For reasons I shall soon go into,

I hate them, even though it's a sin to.

Who would have thought all this grief would come from a little leaf?

As a kid, leaves were my friends in falls,

So how could friendship prove so false?

When leaves were raked and neatly piled,

I'd jump in and get the raker riled.

That changed when I became a grown-up,

I had to rake leaves that had blown up.

As a result I now firmly believe

That every last leaf should leave.

Kids view leaves, grass and snow as a great deal of fun for each season, but that all changes when we get older and have to rake, mow and shovel.

My love affair with leaves ended on a beautiful autumn day when I was about 12 years old. A guy a few blocks away had trees all along his corner property.

He would rake them into a huge pile and then stand guard, ready to swing a rake at any kid who couldn't resist the urge to go leaf diving.

I was still skinny in those days, so I hid behind a no parking sign and waited for the opportunity. the guy drank a lot of coffee while he was raking, so I knew it was just a matter of time before he had to take a brief bathroom break.

My chance came when ran into the house. (As I recall, he moved remarkably fast for a man of his age.) I moved reasonably fast for a kid of my age and took a flying, headfirst dive into the pile of leaves.

When I came to, I was lying on my back looking up into the smiling face of the rake guy. In my haste to go leaf-pile diving, I had forgotten that there was a fire hydrant under all those leaves.

Up until that moment, I was willing to travel throughout our town in search for heaps of leaves that served as a multi-colored landing pad.

This nomadic existence was necessary because we did not have any trees on our side of the street. As a matter of fact, we had very little vegetation of any sort.

This was due primarily to the fact there was a whole brigade of baby boomers on our block. We trampled grass and plants with a ruthless efficiency unknown since the days Attila and his Huns were rampaging through Europe.

Our leaf-leaping expeditions also had an added attraction. There were a dozen or so horse chestnut trees in various parts of town. These trees were not prized for their leaves. They bore green pods that would burst open - or be burst open by us - to reveal the dark brown horse chestnuts.

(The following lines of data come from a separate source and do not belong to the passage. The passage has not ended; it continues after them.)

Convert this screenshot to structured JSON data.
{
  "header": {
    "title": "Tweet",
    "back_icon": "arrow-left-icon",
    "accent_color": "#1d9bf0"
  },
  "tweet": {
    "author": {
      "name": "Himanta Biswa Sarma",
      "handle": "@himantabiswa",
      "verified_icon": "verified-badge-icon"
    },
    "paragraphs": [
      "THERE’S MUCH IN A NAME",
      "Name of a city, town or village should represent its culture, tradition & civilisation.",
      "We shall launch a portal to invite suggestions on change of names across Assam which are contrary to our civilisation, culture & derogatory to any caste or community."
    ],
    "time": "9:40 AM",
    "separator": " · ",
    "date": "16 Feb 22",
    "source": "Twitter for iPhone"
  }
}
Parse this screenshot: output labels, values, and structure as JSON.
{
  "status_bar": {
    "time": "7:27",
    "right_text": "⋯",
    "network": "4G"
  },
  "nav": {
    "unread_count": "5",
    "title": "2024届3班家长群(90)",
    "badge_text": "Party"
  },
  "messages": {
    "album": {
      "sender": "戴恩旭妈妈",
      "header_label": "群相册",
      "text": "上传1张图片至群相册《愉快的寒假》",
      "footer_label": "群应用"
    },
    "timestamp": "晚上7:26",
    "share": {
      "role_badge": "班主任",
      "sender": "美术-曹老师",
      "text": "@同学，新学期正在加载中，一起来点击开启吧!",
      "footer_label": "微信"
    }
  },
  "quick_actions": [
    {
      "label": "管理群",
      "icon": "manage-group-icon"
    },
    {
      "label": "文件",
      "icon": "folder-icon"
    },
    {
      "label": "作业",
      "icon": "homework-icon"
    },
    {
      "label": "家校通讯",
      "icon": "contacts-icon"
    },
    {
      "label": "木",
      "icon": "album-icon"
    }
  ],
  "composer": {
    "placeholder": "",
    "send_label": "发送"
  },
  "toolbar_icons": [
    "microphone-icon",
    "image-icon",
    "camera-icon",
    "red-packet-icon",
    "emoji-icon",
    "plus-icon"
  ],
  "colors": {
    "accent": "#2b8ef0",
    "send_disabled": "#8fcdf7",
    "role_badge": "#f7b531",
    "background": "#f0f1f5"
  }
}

About the only thing you could do with these horse chestnuts was to collect them. Old cigar boxes - generally without old cigars in them - were the popular choice for such collections.

The sad irony was that when guys in my age bracket grew up and left home, our moms tossed out baseball and football card collections that were worth good money. Meanwhile, cigar boxes filled with dried-up horse chestnuts remained safe under beds and in coobie holes.

As a young and not-so-young adult, I did not have a problem with trees or their multi-colored leafy litter. My second-floor apartment had a roofed back porch that sat in the shade of a huge maple tree. This was a win-win proposition for me.

My guests and I got to enjoy the cool shade of the tree in the summer and its beautiful colors in the fall. Best of all, my landlord had to worry about picking up the leaves.

Jo Ann and I moved back to my old neighborhood after we were married. While grass and other plants had managed to return, there were no trees or leaves to speak of.

However, Mother Nature got her long-awaited revenge when we moved. Due to the fact that a large falling tree had once just missed putting a skylight in Jo Ann's parents' home, we opted to "de-tree" our lot.

The homes in our neighborhood are beautiful and the lots are so well landscaped that it seems as though we are living in a state park.

The payback comes in the fact that most of the original trees are oaks. Many deciduous (I did pay some attention in science class) trees thoughtfully drop their leaves at about the same time.

Oaks do not. They make a habit of shedding dried-out leaves through all four seasons. In the winter, snow means that I won't have rake leaves, but I will have to shovel snow.

Fall, however, is still the most frustrating season. After an hour or two of running the lawn tractor and accumulating bag after bag of shredded leaves, I uncover our lawn.

When I look out the window the following morning, the green has disappeared under an avalanche of oak leaves.

One of these times, I'm just going to rake all of those leaves into one big pile, pace back about 10 yards and then take a flying leaf dive.

This time, though, I'm going to first check for fire hydrants.

(Walt Kozlowski, a freelance writer from Mount Carmel, composes Walt's Way for each Sunday edition.)